*** DATA FOR THIS EXERCISE

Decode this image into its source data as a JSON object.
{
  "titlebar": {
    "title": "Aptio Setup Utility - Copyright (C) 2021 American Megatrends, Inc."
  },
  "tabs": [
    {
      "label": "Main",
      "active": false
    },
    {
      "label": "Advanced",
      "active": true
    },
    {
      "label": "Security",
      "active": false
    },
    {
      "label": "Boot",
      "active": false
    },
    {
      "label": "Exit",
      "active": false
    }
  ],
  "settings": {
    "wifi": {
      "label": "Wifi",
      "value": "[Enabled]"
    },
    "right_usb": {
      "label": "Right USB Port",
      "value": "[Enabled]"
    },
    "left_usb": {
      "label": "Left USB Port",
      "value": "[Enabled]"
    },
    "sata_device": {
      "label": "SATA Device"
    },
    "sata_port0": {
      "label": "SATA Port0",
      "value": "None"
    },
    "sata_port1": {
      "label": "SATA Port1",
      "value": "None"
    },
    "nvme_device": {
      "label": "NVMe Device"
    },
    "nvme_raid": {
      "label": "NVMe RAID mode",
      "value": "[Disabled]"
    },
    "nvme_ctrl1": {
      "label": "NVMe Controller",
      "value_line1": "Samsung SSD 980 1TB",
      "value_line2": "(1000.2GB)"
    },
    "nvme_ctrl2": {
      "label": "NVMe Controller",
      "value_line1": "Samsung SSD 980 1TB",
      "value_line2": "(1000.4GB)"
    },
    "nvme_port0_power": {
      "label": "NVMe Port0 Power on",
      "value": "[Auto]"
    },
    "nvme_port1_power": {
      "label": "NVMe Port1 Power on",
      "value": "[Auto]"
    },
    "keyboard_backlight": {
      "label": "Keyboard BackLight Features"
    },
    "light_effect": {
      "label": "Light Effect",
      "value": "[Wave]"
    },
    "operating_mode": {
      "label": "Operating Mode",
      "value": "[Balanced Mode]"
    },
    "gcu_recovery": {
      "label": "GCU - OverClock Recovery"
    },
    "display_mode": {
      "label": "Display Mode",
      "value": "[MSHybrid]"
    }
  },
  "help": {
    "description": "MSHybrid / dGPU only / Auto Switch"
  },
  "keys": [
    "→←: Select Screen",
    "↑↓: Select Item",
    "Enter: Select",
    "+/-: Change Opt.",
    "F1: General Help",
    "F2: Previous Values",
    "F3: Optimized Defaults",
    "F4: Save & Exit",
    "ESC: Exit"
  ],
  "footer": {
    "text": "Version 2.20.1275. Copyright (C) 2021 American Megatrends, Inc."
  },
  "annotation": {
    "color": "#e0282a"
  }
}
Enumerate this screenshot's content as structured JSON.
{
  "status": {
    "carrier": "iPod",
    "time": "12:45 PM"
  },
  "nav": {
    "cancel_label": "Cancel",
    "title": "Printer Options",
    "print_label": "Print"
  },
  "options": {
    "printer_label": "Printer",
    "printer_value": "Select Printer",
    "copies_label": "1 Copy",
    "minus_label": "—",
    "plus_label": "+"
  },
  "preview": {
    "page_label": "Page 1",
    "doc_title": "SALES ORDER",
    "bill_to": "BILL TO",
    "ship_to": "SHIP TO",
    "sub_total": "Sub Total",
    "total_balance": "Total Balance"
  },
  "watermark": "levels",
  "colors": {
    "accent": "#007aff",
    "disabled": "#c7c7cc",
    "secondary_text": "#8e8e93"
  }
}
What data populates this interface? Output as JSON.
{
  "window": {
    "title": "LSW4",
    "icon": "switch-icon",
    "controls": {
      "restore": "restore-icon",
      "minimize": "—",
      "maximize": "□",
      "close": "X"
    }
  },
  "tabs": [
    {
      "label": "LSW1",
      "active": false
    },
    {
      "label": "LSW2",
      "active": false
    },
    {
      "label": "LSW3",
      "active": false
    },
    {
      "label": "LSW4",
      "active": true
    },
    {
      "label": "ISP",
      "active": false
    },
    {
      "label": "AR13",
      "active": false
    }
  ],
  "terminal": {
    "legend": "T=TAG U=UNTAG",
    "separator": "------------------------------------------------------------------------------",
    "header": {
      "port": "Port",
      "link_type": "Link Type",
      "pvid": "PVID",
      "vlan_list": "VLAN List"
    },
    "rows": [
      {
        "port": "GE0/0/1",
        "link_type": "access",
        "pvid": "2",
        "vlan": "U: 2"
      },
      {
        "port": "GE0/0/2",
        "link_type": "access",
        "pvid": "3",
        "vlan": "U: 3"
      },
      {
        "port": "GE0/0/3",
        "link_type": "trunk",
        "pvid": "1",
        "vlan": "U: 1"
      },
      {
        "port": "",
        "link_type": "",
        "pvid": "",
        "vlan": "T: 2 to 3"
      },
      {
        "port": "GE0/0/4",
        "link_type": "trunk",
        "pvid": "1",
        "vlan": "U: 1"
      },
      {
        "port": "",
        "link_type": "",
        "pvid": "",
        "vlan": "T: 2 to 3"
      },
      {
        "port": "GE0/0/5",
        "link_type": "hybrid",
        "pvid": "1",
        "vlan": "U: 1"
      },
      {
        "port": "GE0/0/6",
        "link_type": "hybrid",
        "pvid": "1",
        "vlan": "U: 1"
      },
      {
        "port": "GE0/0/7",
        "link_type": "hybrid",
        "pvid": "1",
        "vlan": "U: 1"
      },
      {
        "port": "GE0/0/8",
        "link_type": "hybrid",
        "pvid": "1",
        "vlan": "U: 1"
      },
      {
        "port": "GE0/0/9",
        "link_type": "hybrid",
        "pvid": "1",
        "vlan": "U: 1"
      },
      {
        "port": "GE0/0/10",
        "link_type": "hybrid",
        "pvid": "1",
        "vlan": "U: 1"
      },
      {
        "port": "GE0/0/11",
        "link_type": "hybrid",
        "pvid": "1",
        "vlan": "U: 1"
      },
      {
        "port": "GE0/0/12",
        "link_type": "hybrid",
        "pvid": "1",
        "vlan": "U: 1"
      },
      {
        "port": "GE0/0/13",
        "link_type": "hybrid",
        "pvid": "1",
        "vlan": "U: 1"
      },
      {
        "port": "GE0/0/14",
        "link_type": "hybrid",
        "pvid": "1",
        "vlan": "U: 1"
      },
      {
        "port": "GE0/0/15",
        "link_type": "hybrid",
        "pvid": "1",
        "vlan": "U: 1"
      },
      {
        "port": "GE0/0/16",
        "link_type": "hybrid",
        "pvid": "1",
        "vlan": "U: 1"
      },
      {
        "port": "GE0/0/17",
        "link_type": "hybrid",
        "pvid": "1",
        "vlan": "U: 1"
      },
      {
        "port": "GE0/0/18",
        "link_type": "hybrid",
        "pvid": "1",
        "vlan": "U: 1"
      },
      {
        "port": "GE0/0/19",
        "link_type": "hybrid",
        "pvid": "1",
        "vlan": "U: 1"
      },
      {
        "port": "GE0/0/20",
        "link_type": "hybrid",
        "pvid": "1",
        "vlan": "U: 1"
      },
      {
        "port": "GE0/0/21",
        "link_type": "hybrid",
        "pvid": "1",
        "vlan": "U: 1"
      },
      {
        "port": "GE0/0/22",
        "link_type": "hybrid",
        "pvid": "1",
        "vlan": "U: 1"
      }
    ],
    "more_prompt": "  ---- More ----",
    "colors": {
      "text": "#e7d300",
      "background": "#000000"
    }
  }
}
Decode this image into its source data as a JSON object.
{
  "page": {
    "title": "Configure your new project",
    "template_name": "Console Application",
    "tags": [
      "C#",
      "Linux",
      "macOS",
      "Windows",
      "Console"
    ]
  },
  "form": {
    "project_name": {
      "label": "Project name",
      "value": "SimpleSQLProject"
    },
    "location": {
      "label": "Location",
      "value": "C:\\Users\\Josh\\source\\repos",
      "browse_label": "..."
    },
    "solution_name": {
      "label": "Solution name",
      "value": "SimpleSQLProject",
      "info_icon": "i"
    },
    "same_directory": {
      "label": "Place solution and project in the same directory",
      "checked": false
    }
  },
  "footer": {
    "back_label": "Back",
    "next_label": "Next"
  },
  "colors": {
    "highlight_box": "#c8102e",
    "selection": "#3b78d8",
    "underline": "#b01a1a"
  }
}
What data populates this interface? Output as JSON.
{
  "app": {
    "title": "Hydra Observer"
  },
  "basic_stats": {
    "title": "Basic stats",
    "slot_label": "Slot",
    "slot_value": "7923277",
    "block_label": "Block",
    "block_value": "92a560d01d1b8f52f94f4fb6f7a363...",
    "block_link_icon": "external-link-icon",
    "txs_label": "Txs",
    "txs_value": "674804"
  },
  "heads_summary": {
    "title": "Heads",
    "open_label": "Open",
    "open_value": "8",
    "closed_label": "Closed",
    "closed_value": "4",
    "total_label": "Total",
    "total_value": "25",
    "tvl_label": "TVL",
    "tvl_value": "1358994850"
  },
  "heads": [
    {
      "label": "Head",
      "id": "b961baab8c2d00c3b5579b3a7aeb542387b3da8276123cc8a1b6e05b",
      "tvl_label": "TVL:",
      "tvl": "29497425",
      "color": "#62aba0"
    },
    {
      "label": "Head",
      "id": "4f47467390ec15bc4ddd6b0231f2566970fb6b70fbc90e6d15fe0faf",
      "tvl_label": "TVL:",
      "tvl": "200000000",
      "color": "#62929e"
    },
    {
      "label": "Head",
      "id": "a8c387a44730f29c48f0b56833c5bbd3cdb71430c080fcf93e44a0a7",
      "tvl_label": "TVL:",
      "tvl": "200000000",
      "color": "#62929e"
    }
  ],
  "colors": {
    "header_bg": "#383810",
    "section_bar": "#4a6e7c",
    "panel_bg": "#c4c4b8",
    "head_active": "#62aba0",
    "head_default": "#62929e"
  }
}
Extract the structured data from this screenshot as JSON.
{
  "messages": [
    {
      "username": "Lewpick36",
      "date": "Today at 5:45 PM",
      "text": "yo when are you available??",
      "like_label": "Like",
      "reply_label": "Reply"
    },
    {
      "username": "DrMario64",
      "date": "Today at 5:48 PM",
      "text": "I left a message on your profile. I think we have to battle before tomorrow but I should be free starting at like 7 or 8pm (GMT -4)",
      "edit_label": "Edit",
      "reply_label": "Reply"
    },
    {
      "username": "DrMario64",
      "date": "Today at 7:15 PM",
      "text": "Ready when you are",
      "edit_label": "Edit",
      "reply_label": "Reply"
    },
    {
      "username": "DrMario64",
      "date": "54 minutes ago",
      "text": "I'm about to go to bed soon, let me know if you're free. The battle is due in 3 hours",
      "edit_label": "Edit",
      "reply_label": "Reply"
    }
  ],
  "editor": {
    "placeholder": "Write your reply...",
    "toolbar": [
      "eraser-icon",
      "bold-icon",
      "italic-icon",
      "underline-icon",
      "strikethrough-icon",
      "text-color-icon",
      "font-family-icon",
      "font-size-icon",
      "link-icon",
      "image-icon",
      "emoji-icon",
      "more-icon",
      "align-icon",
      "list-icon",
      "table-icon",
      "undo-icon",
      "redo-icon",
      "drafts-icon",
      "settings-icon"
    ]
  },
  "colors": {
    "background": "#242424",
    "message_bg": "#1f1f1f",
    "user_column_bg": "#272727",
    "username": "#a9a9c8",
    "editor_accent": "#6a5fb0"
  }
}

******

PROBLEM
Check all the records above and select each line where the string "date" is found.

SOLUTION TO THE PROBLEM
      "date": "Today at 5:45 PM",
      "date": "Today at 5:48 PM",
      "date": "Today at 7:15 PM",
      "date": "54 minutes ago",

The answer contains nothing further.